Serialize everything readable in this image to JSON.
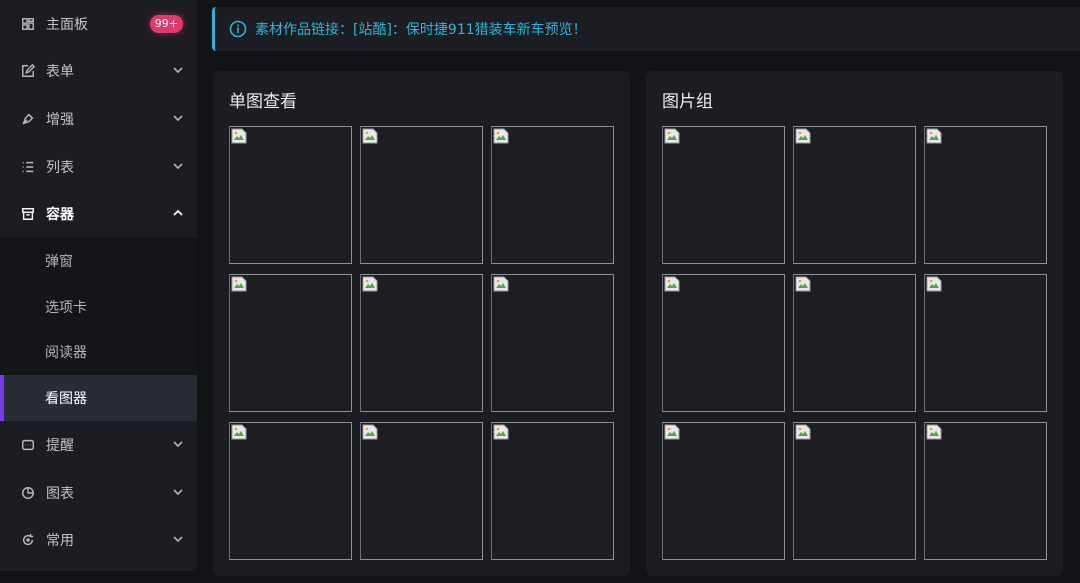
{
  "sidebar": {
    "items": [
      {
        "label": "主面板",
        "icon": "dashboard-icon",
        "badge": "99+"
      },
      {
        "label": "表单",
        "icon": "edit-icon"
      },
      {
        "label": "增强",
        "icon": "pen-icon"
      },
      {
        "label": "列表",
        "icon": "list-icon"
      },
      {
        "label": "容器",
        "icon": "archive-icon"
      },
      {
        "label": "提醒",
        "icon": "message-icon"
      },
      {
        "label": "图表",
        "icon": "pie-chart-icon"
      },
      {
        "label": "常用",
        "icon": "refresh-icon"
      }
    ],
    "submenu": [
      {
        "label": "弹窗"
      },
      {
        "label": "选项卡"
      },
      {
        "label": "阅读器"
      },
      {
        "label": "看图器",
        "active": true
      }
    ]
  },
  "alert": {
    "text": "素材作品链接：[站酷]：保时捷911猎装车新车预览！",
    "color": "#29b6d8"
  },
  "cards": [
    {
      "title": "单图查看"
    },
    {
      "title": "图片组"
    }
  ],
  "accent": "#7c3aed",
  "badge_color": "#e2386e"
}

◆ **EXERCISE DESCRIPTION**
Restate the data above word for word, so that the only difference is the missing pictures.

◆ **TASK RESULT**
Serialize everything readable in this image to JSON.
{
  "sidebar": {
    "items": [
      {
        "label": "主面板",
        "icon": "dashboard-icon",
        "badge": "99+"
      },
      {
        "label": "表单",
        "icon": "edit-icon"
      },
      {
        "label": "增强",
        "icon": "pen-icon"
      },
      {
        "label": "列表",
        "icon": "list-icon"
      },
      {
        "label": "容器",
        "icon": "archive-icon"
      },
      {
        "label": "提醒",
        "icon": "message-icon"
      },
      {
        "label": "图表",
        "icon": "pie-chart-icon"
      },
      {
        "label": "常用",
        "icon": "refresh-icon"
      }
    ],
    "submenu": [
      {
        "label": "弹窗"
      },
      {
        "label": "选项卡"
      },
      {
        "label": "阅读器"
      },
      {
        "label": "看图器",
        "active": true
      }
    ]
  },
  "alert": {
    "text": "素材作品链接：[站酷]：保时捷911猎装车新车预览！",
    "color": "#29b6d8"
  },
  "cards": [
    {
      "title": "单图查看"
    },
    {
      "title": "图片组"
    }
  ],
  "accent": "#7c3aed",
  "badge_color": "#e2386e"
}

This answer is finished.